## THE DATA
══════════════════════════════
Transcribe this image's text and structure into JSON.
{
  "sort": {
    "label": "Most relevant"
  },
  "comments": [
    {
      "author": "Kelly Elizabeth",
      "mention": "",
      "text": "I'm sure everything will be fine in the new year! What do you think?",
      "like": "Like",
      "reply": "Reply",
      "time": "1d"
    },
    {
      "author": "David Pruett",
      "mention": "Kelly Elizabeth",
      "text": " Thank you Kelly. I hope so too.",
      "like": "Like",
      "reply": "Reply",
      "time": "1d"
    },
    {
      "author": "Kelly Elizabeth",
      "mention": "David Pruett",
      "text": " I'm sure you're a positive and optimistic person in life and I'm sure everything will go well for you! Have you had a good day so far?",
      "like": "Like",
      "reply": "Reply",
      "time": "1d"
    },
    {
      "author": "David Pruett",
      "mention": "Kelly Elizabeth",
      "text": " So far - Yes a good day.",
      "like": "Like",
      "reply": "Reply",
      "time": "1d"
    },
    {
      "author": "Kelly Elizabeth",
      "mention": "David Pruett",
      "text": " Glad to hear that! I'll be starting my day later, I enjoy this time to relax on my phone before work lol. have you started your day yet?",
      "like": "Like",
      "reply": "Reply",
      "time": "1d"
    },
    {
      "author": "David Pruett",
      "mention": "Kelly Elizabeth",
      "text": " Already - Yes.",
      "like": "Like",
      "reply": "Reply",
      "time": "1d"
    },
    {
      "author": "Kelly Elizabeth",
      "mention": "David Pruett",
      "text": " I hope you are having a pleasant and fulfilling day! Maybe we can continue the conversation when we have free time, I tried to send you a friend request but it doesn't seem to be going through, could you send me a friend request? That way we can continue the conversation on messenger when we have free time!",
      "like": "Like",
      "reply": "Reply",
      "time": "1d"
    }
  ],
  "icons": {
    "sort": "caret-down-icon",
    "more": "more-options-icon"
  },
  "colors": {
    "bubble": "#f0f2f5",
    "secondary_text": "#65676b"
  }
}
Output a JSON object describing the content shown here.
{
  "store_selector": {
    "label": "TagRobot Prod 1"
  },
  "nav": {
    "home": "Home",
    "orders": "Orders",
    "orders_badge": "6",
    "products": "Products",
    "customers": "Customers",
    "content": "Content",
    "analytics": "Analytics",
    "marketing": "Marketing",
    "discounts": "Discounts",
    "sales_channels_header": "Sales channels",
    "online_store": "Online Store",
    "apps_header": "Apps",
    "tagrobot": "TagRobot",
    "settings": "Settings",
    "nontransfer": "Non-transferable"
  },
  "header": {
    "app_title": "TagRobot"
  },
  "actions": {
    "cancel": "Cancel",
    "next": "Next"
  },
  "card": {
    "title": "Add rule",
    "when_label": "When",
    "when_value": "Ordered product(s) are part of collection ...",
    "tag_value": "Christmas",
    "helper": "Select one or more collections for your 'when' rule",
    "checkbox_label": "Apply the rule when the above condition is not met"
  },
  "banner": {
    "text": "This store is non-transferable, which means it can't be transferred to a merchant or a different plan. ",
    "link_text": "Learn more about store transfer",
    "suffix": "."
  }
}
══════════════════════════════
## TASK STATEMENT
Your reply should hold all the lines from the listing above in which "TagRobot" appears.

## ANSWER TO THE PROBLEM
    "label": "TagRobot Prod 1"
    "tagrobot": "TagRobot",
    "app_title": "TagRobot"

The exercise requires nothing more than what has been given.